Librarians and information specialists may work at colleges and universities, in community or school libraries, for the government, at specialized technological research institutes, or almost anywhere in between. One former Catholic University librarian, for example, began with an undergraduate degree in classics from another university, earned a library science (M.S.L.S.) degree, and was the head of our Architecture and Engineering Library before moving on to serve as a librarian at NASA.
We focus here on academic librarianship, which is the area of the profession most likely to be of interest to classicists.
What an academic librarian does
Academic librarians, as Dr. Kimberly Kelley, the former dean of Catholic University's own Department of Library and Information Science has observed, supervise the "finding, organizing, preserving and presenting" of knowledge in a variety of media. Based at colleges and universities, in both main campus libraries and smaller departmentalized settings, these professionals not only make research possible for others, but also engage in and present research themselves, whether in their home academic disciplines or in library science and information technology.
Academic library positions are often defined by areas of specialization and responsibility. As outlined in greater detail by the WESS Committee on Recruitment to the Profession, a librarian may work, for example, in acquisitions, cataloging, information technology, preservation (including rare books and manuscripts), reference, or a combination of these areas.
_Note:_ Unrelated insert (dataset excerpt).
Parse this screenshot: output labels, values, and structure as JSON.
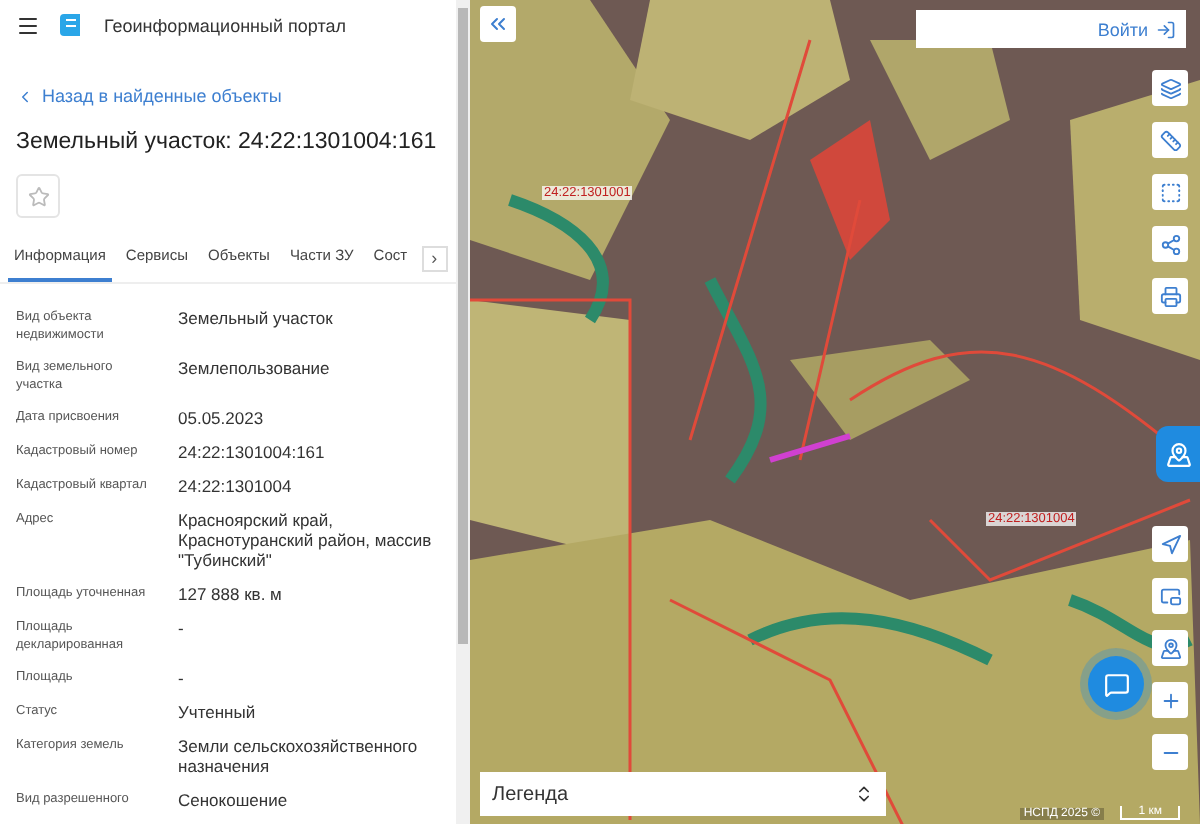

Demand for trained academic librarians is constant, and the job prospects in this field are generally excellent.
The educational path
Graduate school and librarianship
A future academic librarian will need to earn a master's degree in library science (generally labeled at most schools as an M.L.S., Master of Library Science, or M.S.L.S., Master of Science in Library Science). The American Library Association (ALA) is the accrediting body for these programs and maintains a directory of them: there are dozens available, located throughout the US and Canada.
The M.L.S. is considered the highest professional degree in the field; however, many classics and archaeology specialists in the largest university libraries have also attained Ph.D. degrees in their respective academic areas, as well as the M.L.S. degree. (The Ph.D. in this case is generally acquired first and the M.L.S. afterwards or at the same time as either the doctorate or the M.A.)
Recommendations for undergraduate preparations
If you are interested in a career in academic librarianship, you should follow the general suggestions long made by Catholic University's own Department of Library and Information Science. They generally recommend that you pursue undergraduate studies that help you to develop good research and writing skills and to become comfortable with the use of technology. This means that you can select whatever major is of greatest interest to you for your B.A., as long as you are able to demonstrate in your master's application that you are committed to your chosen career path and the wide variety of responsibilities it will bring.